3.03 ERECTION, INSTALLATION, APPLICATION
A. For surface staining, the recommended procedure is to
mechanically remove the surface layer of the scagliola to
a clean surface layer below. See 09200-07-R for guidance
on polishing the new scagliola surface.
B. For penetrating stains: Try poulticing with a neutral
detergent. NOTE: NEVER USE ALKALINE CLEANERS OR
POULTICE-TYPE PAINT REMOVERS ON SCAGLIOLA. THESE MAY
LEAD TO DISINTEGRATION OF THE GYPSUM AND CAN PRODUCE
1. Thoroughly rinse the area to be treated with
2. Mix the liquid solution to be used in a glass or
3. Thoroughly moisten the stained surface with this
liquid.
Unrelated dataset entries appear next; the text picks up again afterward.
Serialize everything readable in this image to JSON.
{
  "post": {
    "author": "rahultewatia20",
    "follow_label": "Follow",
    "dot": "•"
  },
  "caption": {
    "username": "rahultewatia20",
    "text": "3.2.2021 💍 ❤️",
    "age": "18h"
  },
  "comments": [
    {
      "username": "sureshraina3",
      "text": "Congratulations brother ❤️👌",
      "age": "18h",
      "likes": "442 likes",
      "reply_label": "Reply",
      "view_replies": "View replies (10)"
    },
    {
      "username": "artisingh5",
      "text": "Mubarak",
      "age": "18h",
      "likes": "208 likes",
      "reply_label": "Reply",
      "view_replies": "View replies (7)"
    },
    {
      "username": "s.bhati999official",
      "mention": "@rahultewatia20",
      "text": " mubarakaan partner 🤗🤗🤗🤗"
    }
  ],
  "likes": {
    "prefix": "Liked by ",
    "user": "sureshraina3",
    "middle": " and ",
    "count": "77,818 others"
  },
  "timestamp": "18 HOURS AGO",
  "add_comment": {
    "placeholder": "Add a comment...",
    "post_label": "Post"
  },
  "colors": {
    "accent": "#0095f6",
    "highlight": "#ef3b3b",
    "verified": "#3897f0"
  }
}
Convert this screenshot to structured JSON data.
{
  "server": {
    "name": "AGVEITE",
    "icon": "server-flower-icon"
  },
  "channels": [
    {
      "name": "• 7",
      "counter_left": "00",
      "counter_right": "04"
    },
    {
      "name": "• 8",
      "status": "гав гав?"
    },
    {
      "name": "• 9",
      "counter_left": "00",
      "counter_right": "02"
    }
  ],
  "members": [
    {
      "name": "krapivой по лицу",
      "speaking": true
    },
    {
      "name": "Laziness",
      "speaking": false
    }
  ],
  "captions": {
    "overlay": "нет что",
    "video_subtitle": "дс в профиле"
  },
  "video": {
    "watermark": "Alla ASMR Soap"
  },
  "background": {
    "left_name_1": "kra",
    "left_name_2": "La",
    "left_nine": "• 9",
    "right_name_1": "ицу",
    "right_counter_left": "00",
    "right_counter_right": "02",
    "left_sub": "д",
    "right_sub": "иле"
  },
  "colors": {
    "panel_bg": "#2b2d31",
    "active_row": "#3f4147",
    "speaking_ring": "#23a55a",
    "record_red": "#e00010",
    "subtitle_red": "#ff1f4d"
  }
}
Be sure to dampen well beyond the stain.
4. Mix the remaining liquid with the white absorbent
material to form a paste the consistency of oatmeal
or cake icing. (Approximately one pound of paste
is needed for every square foot of surface area to
5. Using a wooden or plastic spatula, apply the paste
to the stained surface in layers no more than 1/4
inch thick. The poultice should extend well beyond
the stain to prevent forcing the stain into
previously clean scagliola.
6. Check the coating for air pockets or voids.
7. Cover the poultice with plastic sheeting and seal
with masking tape.
8. Let set for 48 hours (unless otherwise specified).
9. After set period, dampen the poultice with mineral
10. Remove the poultice with a wooden or plastic
spatula to avoid scratching the surface.
11. Again, thoroughly rinse the cleaned area with
mineral water, blot with clean towels and allow the
surface to dry.
12. Once the surface has dried completely, check for
remaining residue and repeat the treatment if
END OF SECTION